SOURCE MATERIAL:
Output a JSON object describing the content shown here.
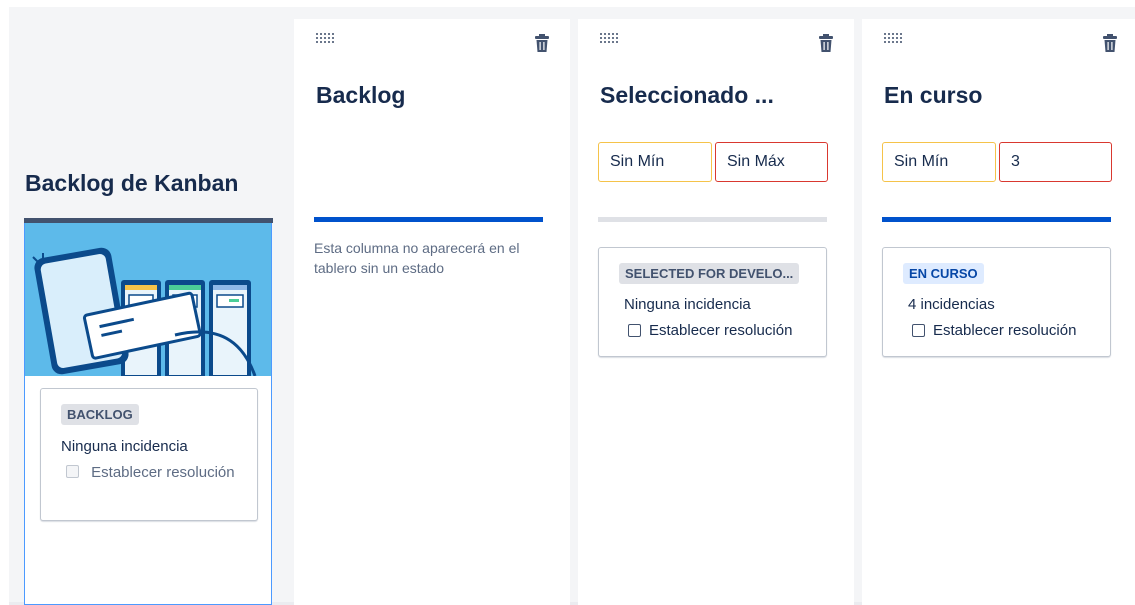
{
  "backlog": {
    "title": "Backlog de Kanban",
    "card": {
      "status": "BACKLOG",
      "issues": "Ninguna incidencia",
      "resolution_label": "Establecer resolución",
      "resolution_checked": false,
      "resolution_disabled": true
    }
  },
  "columns": [
    {
      "title": "Backlog",
      "bar_color": "#0052cc",
      "note": "Esta columna no aparecerá en el tablero sin un estado"
    },
    {
      "title": "Seleccionado ...",
      "bar_color": "#dfe1e6",
      "min_placeholder": "Sin Mín",
      "max_placeholder": "Sin Máx",
      "min_value": "",
      "max_value": "",
      "card": {
        "status": "SELECTED FOR DEVELO...",
        "status_color": "grey",
        "issues": "Ninguna incidencia",
        "resolution_label": "Establecer resolución",
        "resolution_checked": false
      }
    },
    {
      "title": "En curso",
      "bar_color": "#0052cc",
      "min_placeholder": "Sin Mín",
      "max_placeholder": "Sin Máx",
      "min_value": "",
      "max_value": "3",
      "card": {
        "status": "EN CURSO",
        "status_color": "blue",
        "issues": "4 incidencias",
        "resolution_label": "Establecer resolución",
        "resolution_checked": false
      }
    }
  ],
  "icons": {
    "drag": "drag-handle-icon",
    "delete": "trash-icon"
  },
  "colors": {
    "accent": "#0052cc",
    "min_border": "#f5c34a",
    "max_border": "#d9382f",
    "canvas": "#f4f5f7"
  }
}
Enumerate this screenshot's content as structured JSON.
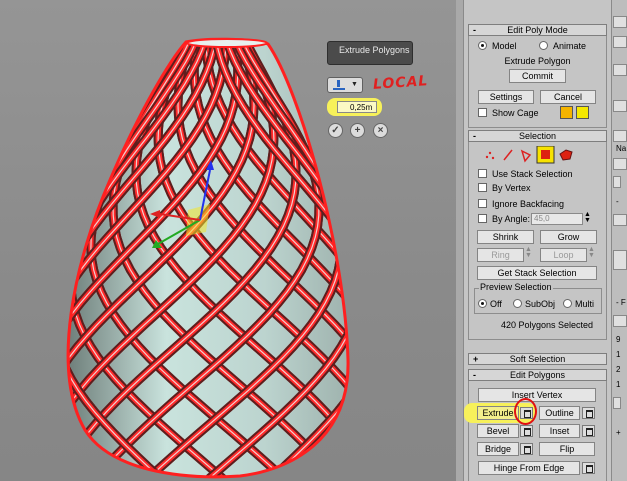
{
  "caddy": {
    "title": "Extrude Polygons",
    "type_icon": "extrude-type-icon",
    "amount": "0,25m",
    "ok_icon": "check-icon",
    "apply_icon": "plus-icon",
    "cancel_icon": "x-icon",
    "annotation": "LOCAL"
  },
  "colors": {
    "highlight": "#f7f15a",
    "annotation_red": "#e02020",
    "edge_selection": "#ff2020",
    "glass": "#c9e3dd",
    "cage_swatch_1": "#f5b400",
    "cage_swatch_2": "#f5e800"
  },
  "edit_poly_mode": {
    "title": "Edit Poly Mode",
    "model_label": "Model",
    "animate_label": "Animate",
    "selected_mode": "Model",
    "operation": "Extrude Polygon",
    "commit": "Commit",
    "settings": "Settings",
    "cancel": "Cancel",
    "show_cage": "Show Cage"
  },
  "selection": {
    "title": "Selection",
    "levels": [
      "vertex-icon",
      "edge-icon",
      "border-icon",
      "polygon-icon",
      "element-icon"
    ],
    "active_level": "polygon-icon",
    "use_stack_selection": "Use Stack Selection",
    "by_vertex": "By Vertex",
    "ignore_backfacing": "Ignore Backfacing",
    "by_angle": "By Angle:",
    "angle_value": "45,0",
    "shrink": "Shrink",
    "grow": "Grow",
    "ring": "Ring",
    "loop": "Loop",
    "get_stack_selection": "Get Stack Selection",
    "preview_title": "Preview Selection",
    "preview_off": "Off",
    "preview_subobj": "SubObj",
    "preview_multi": "Multi",
    "preview_selected": "Off",
    "status": "420 Polygons Selected"
  },
  "soft_selection": {
    "title": "Soft Selection"
  },
  "edit_polygons": {
    "title": "Edit Polygons",
    "insert_vertex": "Insert Vertex",
    "extrude": "Extrude",
    "outline": "Outline",
    "bevel": "Bevel",
    "inset": "Inset",
    "bridge": "Bridge",
    "flip": "Flip",
    "hinge_from_edge": "Hinge From Edge"
  },
  "right_strip": {
    "labels": [
      "Na",
      "9",
      "1",
      "2",
      "1"
    ],
    "minus_1": "-",
    "minus_2": "- F",
    "plus": "+"
  }
}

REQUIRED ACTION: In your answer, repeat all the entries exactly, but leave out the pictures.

ANSWER TO THE EXERCISE:
Output a JSON object describing the content shown here.
{
  "backlog": {
    "title": "Backlog de Kanban",
    "card": {
      "status": "BACKLOG",
      "issues": "Ninguna incidencia",
      "resolution_label": "Establecer resolución",
      "resolution_checked": false,
      "resolution_disabled": true
    }
  },
  "columns": [
    {
      "title": "Backlog",
      "bar_color": "#0052cc",
      "note": "Esta columna no aparecerá en el tablero sin un estado"
    },
    {
      "title": "Seleccionado ...",
      "bar_color": "#dfe1e6",
      "min_placeholder": "Sin Mín",
      "max_placeholder": "Sin Máx",
      "min_value": "",
      "max_value": "",
      "card": {
        "status": "SELECTED FOR DEVELO...",
        "status_color": "grey",
        "issues": "Ninguna incidencia",
        "resolution_label": "Establecer resolución",
        "resolution_checked": false
      }
    },
    {
      "title": "En curso",
      "bar_color": "#0052cc",
      "min_placeholder": "Sin Mín",
      "max_placeholder": "Sin Máx",
      "min_value": "",
      "max_value": "3",
      "card": {
        "status": "EN CURSO",
        "status_color": "blue",
        "issues": "4 incidencias",
        "resolution_label": "Establecer resolución",
        "resolution_checked": false
      }
    }
  ],
  "icons": {
    "drag": "drag-handle-icon",
    "delete": "trash-icon"
  },
  "colors": {
    "accent": "#0052cc",
    "min_border": "#f5c34a",
    "max_border": "#d9382f",
    "canvas": "#f4f5f7"
  }
}
Enumerate this screenshot's content as structured JSON.
{
  "caddy": {
    "title": "Extrude Polygons",
    "type_icon": "extrude-type-icon",
    "amount": "0,25m",
    "ok_icon": "check-icon",
    "apply_icon": "plus-icon",
    "cancel_icon": "x-icon",
    "annotation": "LOCAL"
  },
  "colors": {
    "highlight": "#f7f15a",
    "annotation_red": "#e02020",
    "edge_selection": "#ff2020",
    "glass": "#c9e3dd",
    "cage_swatch_1": "#f5b400",
    "cage_swatch_2": "#f5e800"
  },
  "edit_poly_mode": {
    "title": "Edit Poly Mode",
    "model_label": "Model",
    "animate_label": "Animate",
    "selected_mode": "Model",
    "operation": "Extrude Polygon",
    "commit": "Commit",
    "settings": "Settings",
    "cancel": "Cancel",
    "show_cage": "Show Cage"
  },
  "selection": {
    "title": "Selection",
    "levels": [
      "vertex-icon",
      "edge-icon",
      "border-icon",
      "polygon-icon",
      "element-icon"
    ],
    "active_level": "polygon-icon",
    "use_stack_selection": "Use Stack Selection",
    "by_vertex": "By Vertex",
    "ignore_backfacing": "Ignore Backfacing",
    "by_angle": "By Angle:",
    "angle_value": "45,0",
    "shrink": "Shrink",
    "grow": "Grow",
    "ring": "Ring",
    "loop": "Loop",
    "get_stack_selection": "Get Stack Selection",
    "preview_title": "Preview Selection",
    "preview_off": "Off",
    "preview_subobj": "SubObj",
    "preview_multi": "Multi",
    "preview_selected": "Off",
    "status": "420 Polygons Selected"
  },
  "soft_selection": {
    "title": "Soft Selection"
  },
  "edit_polygons": {
    "title": "Edit Polygons",
    "insert_vertex": "Insert Vertex",
    "extrude": "Extrude",
    "outline": "Outline",
    "bevel": "Bevel",
    "inset": "Inset",
    "bridge": "Bridge",
    "flip": "Flip",
    "hinge_from_edge": "Hinge From Edge"
  },
  "right_strip": {
    "labels": [
      "Na",
      "9",
      "1",
      "2",
      "1"
    ],
    "minus_1": "-",
    "minus_2": "- F",
    "plus": "+"
  }
}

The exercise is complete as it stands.